He was one of four Vietnam prisoners of war to receive the award during the Air Force Association’s Air Force Anniversary Dinner.
“I’m the oldest of this group,” Harris, 83, said in a phone interview. “Because of that, they bushwhacked me to say a few words – very brief words – of thanks to the Air Force Association.”
Lt. Col. Gene Smith, a West Point resident, was among the Vietnam POWs who were honored.
He’s a past AFA president and served as the organization’s chairman of the board from 1996-98, Harris said.
The other two honorees are Col. Elmo Baker of Ft. Worth, Texas, and Lt. Col. Orson Swindle of the Washington, D.C., area.
“These guys are all friends of mine,” Harris said.
The awards dinner took place during AFA’s 2012 Air & Space Conference and Technology Exposition.
Lifetime achievement awards also were presented to Berlin Airlift aircrews, Korean War airmen and World War II fighter pilots.
Harris’ F-105 Thunderchief was shot down over Vietnam April 4, 1965, and he came home on Feb. 12, 1973. During his captivity, he developed a “tap code” that allowed prisoners to communicate with each other.
In those days, two taps followed by a pause and two more taps signaled “G.” One tap, a pause and two taps were a “B.” Four taps, a pause and five taps meant “U.” Put GBU together, and it was shorthand for God bless you.
“You’d come back from one of their torture sessions at a very low ebb, physically, emotionally and spiritually,” Harris said in an earlier interview. “The first thing you’d hear was GBU, and it really meant something, let me tell you.”
Harris said he and his wife, Louise, got word of the AFA award about two weeks ago.
“We consider this quite an honor,” he said. “We don’t consider ourselves that exceptional.
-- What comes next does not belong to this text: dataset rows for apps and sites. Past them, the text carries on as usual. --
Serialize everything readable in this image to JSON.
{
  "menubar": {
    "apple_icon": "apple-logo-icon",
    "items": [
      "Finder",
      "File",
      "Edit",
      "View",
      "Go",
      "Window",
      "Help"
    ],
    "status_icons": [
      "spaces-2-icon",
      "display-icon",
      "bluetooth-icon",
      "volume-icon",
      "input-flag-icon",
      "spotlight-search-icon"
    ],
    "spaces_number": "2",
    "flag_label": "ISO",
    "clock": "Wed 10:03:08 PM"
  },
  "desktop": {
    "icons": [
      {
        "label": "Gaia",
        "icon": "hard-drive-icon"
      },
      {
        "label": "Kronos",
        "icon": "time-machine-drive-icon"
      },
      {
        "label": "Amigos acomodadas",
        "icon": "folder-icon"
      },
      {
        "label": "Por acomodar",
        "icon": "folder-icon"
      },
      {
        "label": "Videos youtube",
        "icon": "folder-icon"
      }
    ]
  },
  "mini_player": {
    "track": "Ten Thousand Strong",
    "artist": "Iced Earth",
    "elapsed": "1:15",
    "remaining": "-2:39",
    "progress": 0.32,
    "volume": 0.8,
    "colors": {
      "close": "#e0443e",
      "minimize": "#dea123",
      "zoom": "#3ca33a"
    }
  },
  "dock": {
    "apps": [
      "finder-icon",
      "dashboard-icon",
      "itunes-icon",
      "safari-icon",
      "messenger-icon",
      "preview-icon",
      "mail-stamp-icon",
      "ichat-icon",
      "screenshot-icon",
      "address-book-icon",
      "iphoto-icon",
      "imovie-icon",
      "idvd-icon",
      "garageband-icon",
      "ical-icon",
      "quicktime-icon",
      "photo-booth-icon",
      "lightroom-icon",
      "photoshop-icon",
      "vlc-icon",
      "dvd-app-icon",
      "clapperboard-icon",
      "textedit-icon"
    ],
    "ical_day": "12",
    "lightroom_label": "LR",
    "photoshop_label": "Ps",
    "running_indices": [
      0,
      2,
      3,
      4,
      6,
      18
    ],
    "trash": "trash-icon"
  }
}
There are a lot of people who are very deserving. It’s just that we were chosen this year.”